BRIEF:
If a line in the entries contains the word "Documents", list it.

[[ MATERIAL PROVIDED, beginning ]]

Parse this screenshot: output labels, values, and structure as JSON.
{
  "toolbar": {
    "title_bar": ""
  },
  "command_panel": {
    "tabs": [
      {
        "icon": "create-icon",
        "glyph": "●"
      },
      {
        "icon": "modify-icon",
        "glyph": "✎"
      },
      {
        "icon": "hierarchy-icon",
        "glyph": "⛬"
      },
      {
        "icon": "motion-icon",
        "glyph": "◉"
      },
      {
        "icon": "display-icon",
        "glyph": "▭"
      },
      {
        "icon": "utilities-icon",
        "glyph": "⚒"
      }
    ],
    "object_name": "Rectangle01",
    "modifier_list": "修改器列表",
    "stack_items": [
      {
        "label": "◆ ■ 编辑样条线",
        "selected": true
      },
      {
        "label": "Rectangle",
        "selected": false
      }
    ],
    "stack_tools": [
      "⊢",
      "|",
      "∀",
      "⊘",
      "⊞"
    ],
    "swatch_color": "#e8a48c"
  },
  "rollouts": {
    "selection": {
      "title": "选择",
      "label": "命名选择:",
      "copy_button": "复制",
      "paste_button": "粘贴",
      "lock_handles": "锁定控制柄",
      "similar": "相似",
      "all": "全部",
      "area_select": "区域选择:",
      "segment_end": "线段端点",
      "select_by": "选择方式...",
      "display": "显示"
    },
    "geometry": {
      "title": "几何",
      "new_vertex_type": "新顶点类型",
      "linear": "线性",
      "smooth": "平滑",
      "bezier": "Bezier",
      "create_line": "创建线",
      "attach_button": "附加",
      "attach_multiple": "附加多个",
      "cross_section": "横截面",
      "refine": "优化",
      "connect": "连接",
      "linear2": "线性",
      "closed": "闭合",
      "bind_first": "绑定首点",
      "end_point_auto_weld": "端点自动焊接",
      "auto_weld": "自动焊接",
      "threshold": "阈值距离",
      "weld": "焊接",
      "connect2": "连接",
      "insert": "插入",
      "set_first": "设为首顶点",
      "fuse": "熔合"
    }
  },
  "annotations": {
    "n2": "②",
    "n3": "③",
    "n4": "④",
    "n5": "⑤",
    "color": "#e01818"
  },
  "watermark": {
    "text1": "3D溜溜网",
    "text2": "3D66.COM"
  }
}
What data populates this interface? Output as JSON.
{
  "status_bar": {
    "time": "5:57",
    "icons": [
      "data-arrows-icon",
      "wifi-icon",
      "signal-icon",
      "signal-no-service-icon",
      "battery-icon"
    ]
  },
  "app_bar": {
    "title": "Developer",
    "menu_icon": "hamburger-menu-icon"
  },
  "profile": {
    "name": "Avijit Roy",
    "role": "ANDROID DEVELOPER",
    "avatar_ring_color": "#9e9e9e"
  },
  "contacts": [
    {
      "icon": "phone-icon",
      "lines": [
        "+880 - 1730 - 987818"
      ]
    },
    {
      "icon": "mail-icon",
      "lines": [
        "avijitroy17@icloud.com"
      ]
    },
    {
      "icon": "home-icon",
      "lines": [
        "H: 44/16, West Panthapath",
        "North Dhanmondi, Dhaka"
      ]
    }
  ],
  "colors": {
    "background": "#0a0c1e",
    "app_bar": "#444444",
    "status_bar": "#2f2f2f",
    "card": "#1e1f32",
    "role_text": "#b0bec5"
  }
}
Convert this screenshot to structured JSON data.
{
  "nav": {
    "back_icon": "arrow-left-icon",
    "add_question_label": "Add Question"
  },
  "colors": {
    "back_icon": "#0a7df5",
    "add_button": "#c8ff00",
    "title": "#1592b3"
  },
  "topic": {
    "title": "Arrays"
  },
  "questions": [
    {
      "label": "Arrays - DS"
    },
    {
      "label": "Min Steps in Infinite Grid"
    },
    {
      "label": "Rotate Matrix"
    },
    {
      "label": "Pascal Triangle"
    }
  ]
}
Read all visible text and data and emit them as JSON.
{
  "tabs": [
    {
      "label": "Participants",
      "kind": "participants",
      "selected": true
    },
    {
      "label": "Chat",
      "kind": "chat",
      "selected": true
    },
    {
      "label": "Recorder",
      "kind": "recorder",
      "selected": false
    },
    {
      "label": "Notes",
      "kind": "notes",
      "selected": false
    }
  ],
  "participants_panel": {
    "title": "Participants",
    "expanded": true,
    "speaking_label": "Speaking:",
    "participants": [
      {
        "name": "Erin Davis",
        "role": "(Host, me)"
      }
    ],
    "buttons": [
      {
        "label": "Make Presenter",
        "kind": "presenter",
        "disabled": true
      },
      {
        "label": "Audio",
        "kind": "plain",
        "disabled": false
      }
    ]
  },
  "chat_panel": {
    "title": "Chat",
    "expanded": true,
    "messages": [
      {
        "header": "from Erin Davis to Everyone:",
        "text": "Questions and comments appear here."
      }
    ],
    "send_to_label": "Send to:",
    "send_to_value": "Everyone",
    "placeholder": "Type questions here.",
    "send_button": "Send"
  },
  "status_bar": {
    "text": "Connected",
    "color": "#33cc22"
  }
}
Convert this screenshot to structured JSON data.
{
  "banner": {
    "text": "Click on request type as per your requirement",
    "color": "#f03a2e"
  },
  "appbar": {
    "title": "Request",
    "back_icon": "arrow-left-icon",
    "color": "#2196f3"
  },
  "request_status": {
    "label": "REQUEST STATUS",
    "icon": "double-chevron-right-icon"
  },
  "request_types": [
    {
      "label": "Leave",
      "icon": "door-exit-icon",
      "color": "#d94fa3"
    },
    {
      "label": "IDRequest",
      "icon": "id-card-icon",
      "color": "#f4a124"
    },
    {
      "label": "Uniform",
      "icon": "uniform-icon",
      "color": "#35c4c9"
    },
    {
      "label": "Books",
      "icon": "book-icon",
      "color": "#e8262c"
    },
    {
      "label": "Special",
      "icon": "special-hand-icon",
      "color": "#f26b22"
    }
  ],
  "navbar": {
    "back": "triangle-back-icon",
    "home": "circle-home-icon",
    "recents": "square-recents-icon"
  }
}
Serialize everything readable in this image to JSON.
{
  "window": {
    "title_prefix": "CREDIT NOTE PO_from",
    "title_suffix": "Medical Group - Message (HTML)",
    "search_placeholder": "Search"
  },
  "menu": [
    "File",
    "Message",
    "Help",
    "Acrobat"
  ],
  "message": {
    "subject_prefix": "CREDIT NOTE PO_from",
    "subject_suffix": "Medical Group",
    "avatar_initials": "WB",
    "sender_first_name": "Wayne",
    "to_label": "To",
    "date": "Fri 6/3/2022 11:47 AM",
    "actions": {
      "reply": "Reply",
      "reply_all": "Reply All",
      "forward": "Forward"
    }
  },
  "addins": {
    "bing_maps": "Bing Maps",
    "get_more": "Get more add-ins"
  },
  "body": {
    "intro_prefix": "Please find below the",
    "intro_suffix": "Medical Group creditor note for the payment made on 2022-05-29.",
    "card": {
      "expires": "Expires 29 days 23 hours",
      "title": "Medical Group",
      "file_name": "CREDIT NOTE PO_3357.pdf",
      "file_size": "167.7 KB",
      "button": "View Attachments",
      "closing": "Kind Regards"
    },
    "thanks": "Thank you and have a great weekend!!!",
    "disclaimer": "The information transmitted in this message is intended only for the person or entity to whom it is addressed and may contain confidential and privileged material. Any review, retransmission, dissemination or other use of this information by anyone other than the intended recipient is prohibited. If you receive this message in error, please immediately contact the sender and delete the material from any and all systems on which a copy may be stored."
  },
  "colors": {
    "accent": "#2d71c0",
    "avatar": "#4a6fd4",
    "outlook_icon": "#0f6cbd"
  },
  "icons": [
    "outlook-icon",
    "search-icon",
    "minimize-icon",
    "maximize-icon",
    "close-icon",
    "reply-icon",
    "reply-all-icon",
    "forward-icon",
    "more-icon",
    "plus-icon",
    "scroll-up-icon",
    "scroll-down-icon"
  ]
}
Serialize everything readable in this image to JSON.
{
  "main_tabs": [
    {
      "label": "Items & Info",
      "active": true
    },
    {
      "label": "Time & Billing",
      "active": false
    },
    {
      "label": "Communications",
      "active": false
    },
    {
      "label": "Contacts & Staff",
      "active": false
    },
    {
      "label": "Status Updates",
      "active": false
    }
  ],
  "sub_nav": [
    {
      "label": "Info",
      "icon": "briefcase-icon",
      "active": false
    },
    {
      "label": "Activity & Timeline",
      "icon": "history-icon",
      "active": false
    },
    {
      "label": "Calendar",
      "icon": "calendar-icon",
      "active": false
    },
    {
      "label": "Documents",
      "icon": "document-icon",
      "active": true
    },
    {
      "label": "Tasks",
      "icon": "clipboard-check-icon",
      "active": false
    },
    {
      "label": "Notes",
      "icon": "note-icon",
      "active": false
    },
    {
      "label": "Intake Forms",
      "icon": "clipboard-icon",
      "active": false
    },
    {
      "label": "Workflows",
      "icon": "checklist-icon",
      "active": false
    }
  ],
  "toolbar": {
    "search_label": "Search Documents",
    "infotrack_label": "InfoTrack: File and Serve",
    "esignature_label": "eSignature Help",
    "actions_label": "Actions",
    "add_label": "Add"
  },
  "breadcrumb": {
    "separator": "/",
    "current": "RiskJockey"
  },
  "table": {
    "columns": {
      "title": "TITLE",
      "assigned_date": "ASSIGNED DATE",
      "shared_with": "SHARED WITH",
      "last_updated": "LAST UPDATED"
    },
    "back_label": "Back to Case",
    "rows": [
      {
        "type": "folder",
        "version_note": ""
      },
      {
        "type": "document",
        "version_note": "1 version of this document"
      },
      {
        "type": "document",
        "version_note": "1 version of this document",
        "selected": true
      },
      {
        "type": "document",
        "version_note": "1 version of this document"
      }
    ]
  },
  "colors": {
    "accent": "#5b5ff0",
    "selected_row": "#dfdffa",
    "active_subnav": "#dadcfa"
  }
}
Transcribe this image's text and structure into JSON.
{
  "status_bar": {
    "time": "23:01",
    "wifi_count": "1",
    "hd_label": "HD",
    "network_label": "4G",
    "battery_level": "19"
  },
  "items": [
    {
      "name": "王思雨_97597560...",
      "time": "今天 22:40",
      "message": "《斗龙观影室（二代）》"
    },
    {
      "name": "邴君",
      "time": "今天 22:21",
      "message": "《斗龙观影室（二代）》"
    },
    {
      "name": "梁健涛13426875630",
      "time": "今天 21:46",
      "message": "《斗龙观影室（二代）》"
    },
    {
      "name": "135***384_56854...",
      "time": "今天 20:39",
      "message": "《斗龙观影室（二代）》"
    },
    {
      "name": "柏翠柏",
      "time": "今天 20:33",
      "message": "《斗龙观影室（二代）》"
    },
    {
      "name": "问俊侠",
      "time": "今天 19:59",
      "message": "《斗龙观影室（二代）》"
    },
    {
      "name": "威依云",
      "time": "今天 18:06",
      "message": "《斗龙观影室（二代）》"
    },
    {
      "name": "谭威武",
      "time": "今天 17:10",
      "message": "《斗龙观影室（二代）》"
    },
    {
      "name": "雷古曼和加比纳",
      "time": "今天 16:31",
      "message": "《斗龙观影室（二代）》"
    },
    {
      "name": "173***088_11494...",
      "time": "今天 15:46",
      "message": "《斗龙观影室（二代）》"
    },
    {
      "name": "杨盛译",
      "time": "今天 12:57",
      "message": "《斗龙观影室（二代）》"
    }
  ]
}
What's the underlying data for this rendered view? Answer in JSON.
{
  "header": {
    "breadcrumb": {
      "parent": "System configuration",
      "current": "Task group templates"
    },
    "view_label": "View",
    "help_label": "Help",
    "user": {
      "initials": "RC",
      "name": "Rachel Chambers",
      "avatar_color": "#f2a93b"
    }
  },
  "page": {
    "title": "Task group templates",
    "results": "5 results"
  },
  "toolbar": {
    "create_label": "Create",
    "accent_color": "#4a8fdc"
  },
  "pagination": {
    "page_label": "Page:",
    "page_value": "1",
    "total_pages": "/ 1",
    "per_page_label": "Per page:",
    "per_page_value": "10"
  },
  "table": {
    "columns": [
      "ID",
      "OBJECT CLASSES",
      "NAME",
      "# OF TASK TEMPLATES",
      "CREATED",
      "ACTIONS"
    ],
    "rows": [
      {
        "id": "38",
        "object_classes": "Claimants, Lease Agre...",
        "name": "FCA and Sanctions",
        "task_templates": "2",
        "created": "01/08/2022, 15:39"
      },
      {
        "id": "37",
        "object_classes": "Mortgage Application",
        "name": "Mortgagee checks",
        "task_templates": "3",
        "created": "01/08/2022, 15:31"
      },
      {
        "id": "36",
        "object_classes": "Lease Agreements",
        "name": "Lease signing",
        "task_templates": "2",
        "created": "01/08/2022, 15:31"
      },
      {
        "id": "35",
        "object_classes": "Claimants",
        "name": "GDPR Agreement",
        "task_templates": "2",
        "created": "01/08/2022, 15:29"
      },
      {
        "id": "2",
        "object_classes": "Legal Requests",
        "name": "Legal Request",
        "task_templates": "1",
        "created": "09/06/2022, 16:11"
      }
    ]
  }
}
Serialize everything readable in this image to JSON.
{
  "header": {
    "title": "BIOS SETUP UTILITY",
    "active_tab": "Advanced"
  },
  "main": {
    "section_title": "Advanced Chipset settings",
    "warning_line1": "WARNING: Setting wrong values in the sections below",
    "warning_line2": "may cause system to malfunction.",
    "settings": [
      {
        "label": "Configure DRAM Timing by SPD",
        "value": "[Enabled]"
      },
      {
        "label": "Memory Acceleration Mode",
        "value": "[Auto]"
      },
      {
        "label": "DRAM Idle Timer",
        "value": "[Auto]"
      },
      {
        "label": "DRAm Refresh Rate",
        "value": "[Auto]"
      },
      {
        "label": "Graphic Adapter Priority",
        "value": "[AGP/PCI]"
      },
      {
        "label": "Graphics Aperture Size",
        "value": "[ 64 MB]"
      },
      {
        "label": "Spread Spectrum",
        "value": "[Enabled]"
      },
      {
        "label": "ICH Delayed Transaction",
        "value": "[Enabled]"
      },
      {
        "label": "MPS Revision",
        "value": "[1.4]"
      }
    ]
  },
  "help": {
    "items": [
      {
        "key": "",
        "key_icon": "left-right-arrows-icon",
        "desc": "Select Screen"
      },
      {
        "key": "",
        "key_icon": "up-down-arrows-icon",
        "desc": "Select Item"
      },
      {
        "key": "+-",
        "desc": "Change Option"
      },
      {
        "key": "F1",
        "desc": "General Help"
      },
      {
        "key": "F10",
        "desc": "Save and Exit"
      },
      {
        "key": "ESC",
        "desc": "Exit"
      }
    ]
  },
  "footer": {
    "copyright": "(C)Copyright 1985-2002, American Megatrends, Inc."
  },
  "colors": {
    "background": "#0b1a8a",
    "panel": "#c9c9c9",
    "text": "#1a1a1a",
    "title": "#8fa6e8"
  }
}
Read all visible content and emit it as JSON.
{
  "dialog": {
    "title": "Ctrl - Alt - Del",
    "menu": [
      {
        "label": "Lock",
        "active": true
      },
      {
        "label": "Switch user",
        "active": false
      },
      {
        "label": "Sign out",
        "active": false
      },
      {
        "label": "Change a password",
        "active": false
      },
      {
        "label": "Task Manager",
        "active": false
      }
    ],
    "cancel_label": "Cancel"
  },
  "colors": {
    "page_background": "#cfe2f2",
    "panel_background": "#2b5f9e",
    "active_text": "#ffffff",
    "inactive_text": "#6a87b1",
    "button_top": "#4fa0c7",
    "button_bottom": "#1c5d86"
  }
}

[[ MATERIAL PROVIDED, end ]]

EXERCISE ANSWER:
      "label": "Documents",
    "search_label": "Search Documents",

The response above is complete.